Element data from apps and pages

_ _ _ _

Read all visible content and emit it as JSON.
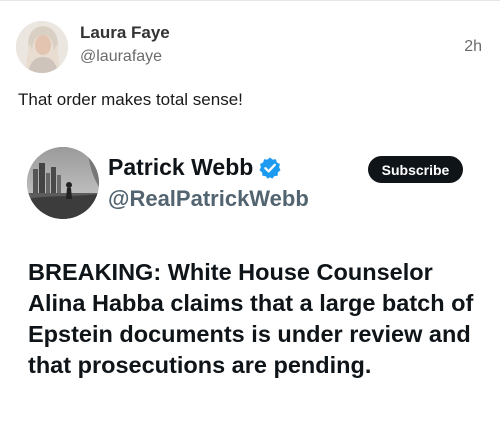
{
  "reply": {
    "author_name": "Laura Faye",
    "author_handle": "@laurafaye",
    "timestamp": "2h",
    "text": "That order makes total sense!"
  },
  "embedded_post": {
    "author_name": "Patrick Webb",
    "author_handle": "@RealPatrickWebb",
    "verified_icon": "verified-badge-icon",
    "subscribe_label": "Subscribe",
    "text": "BREAKING: White House Counselor Alina Habba claims that a large batch of Epstein documents is under review and that prosecutions are pending."
  },
  "colors": {
    "verified_blue": "#1d9bf0",
    "subscribe_bg": "#0f1419",
    "secondary_text": "#6b6b6b"
  }
}
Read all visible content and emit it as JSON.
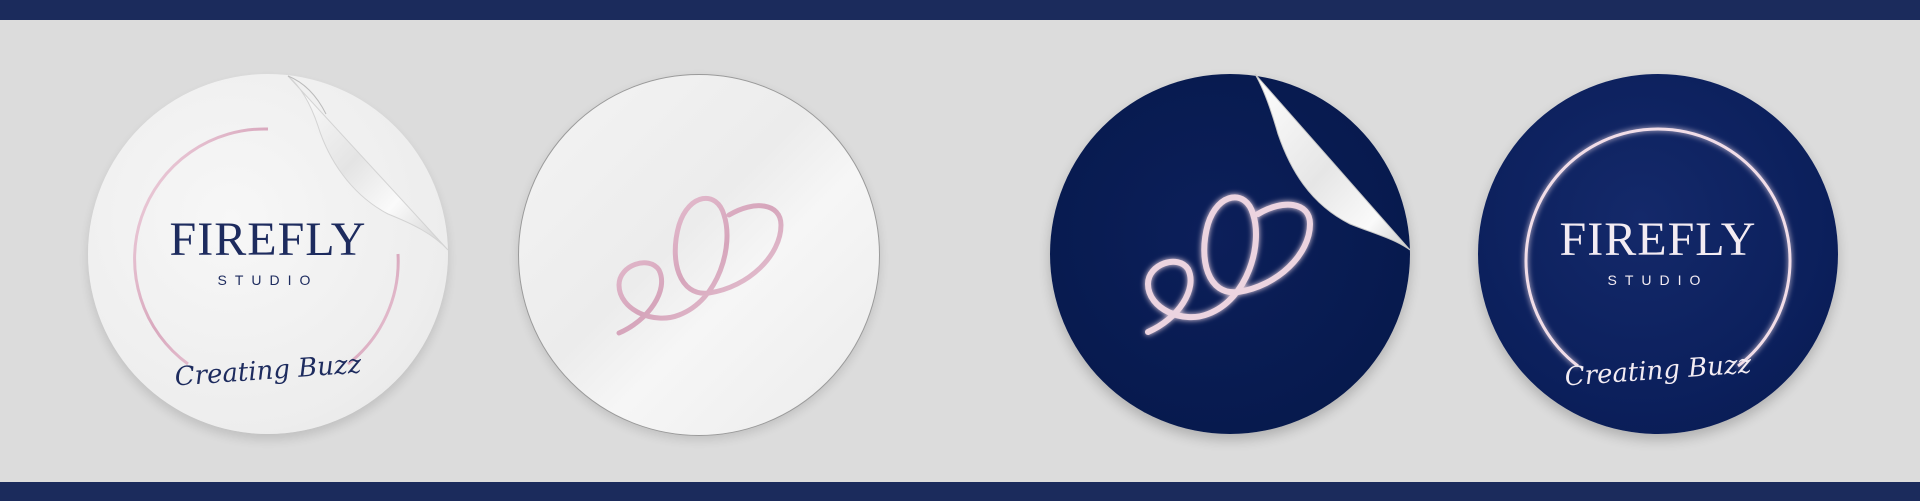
{
  "stickers": [
    {
      "brand": "FIREFLY",
      "subtitle": "STUDIO",
      "tagline": "Creating Buzz"
    },
    {
      "brand": "FIREFLY",
      "subtitle": "STUDIO",
      "tagline": "Creating Buzz"
    }
  ],
  "colors": {
    "navy": "#1b2b5c",
    "sticker_dark": "#071a4e",
    "pink_foil": "#e8c6d6",
    "background": "#dcdcdc"
  },
  "icons": [
    "peel-corner-icon",
    "firefly-scribble-icon",
    "arc-ring-icon"
  ]
}
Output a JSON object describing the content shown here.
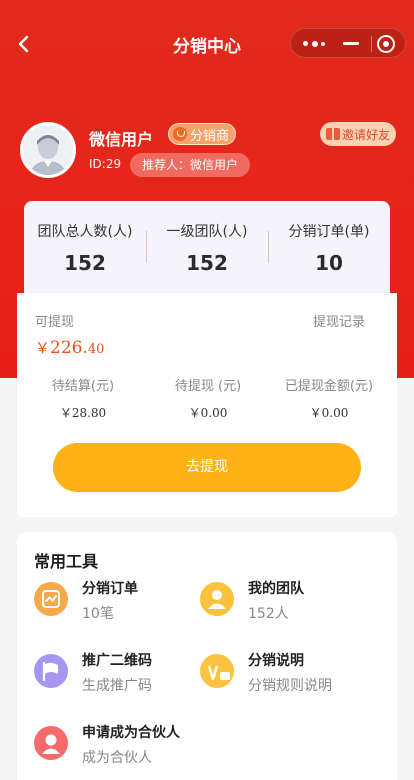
{
  "nav": {
    "title": "分销中心"
  },
  "user": {
    "name": "微信用户",
    "role_badge": "分销商",
    "id_text": "ID:29",
    "referrer": "推荐人：微信用户",
    "invite_label": "邀请好友"
  },
  "stats": [
    {
      "label": "团队总人数(人)",
      "value": "152"
    },
    {
      "label": "一级团队(人)",
      "value": "152"
    },
    {
      "label": "分销订单(单)",
      "value": "10"
    }
  ],
  "wallet": {
    "withdrawable_label": "可提现",
    "records_link": "提现记录",
    "amount_currency": "￥",
    "amount_int": "226.",
    "amount_dec": "40",
    "sub": [
      {
        "label": "待结算(元)",
        "value": "￥28.80"
      },
      {
        "label": "待提现 (元)",
        "value": "￥0.00"
      },
      {
        "label": "已提现金额(元)",
        "value": "￥0.00"
      }
    ],
    "withdraw_button": "去提现"
  },
  "tools": {
    "title": "常用工具",
    "items": [
      {
        "title": "分销订单",
        "subtitle": "10笔",
        "icon": "order-icon",
        "color": "#f7a84a"
      },
      {
        "title": "我的团队",
        "subtitle": "152人",
        "icon": "team-icon",
        "color": "#fbc23e"
      },
      {
        "title": "推广二维码",
        "subtitle": "生成推广码",
        "icon": "flag-icon",
        "color": "#a796f0"
      },
      {
        "title": "分销说明",
        "subtitle": "分销规则说明",
        "icon": "vip-icon",
        "color": "#fcc342"
      },
      {
        "title": "申请成为合伙人",
        "subtitle": "成为合伙人",
        "icon": "partner-icon",
        "color": "#f56b6b"
      }
    ]
  },
  "colors": {
    "brand_red": "#e8241a",
    "accent_orange": "#feb215",
    "amount_color": "#e8521d"
  }
}
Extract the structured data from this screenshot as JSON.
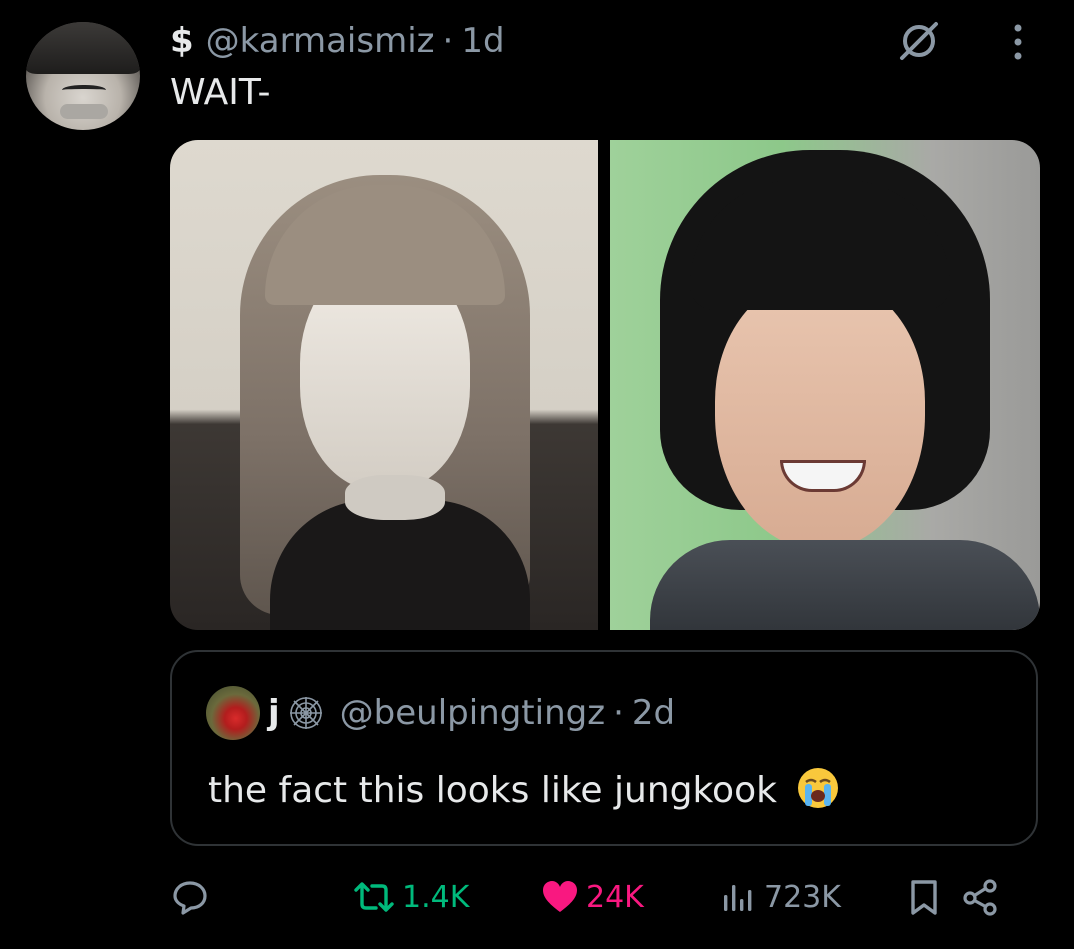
{
  "tweet": {
    "display_name": "$",
    "handle": "@karmaismiz",
    "separator": "·",
    "time": "1d",
    "text": "WAIT-"
  },
  "quoted_tweet": {
    "display_name": "j",
    "handle": "@beulpingtingz",
    "separator": "·",
    "time": "2d",
    "text": "the fact this looks like jungkook"
  },
  "actions": {
    "retweets": "1.4K",
    "likes": "24K",
    "views": "723K"
  },
  "colors": {
    "background": "#000000",
    "text": "#e7e9ea",
    "muted": "#8b98a5",
    "retweet": "#00ba7c",
    "like": "#f91880",
    "border": "#2f3336"
  },
  "icons": [
    "grok-icon",
    "more-icon",
    "reply-icon",
    "retweet-icon",
    "heart-icon",
    "views-icon",
    "bookmark-icon",
    "share-icon",
    "spiderweb-icon",
    "crying-face-icon"
  ]
}
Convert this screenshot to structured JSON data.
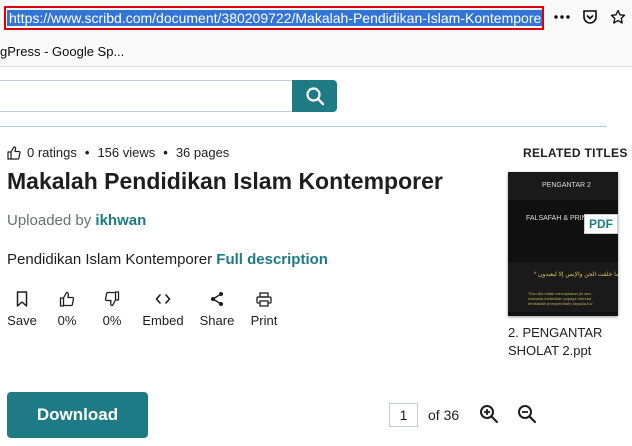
{
  "browser": {
    "url": "https://www.scribd.com/document/380209722/Makalah-Pendidikan-Islam-Kontemporer",
    "bookmark": "gPress - Google Sp..."
  },
  "search": {
    "placeholder": ""
  },
  "meta": {
    "ratings": "0 ratings",
    "views": "156 views",
    "pages": "36 pages"
  },
  "document": {
    "title": "Makalah Pendidikan Islam Kontemporer",
    "uploaded_prefix": "Uploaded by ",
    "uploader": "ikhwan",
    "description": "Pendidikan Islam Kontemporer",
    "full_description_link": "Full description"
  },
  "actions": {
    "save": "Save",
    "like_pct": "0%",
    "dislike_pct": "0%",
    "embed": "Embed",
    "share": "Share",
    "print": "Print"
  },
  "download_label": "Download",
  "pagination": {
    "current": "1",
    "of_total": "of 36"
  },
  "related": {
    "heading": "RELATED TITLES",
    "badge": "PDF",
    "thumb_line1": "PENGANTAR 2",
    "thumb_line2": "FALSAFAH & PRINSIP",
    "title": "2. PENGANTAR SHOLAT 2.ppt"
  },
  "colors": {
    "accent": "#1e7b85",
    "url_highlight": "#e00000"
  }
}
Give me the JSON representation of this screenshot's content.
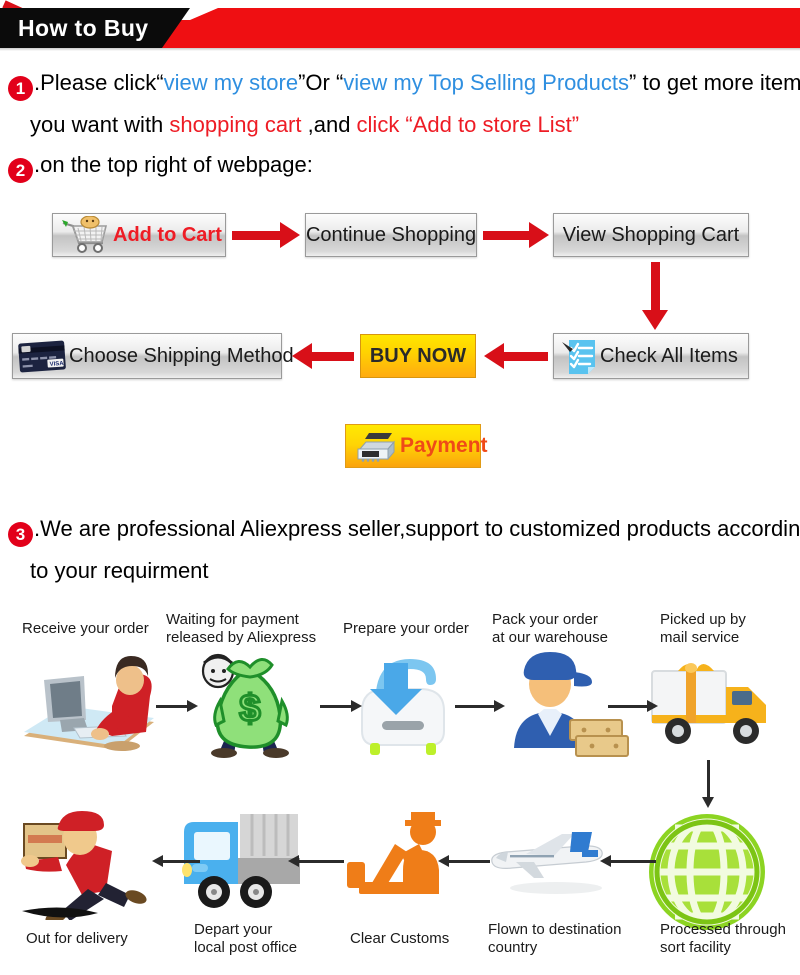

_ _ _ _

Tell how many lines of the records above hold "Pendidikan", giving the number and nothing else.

- **Your response**
3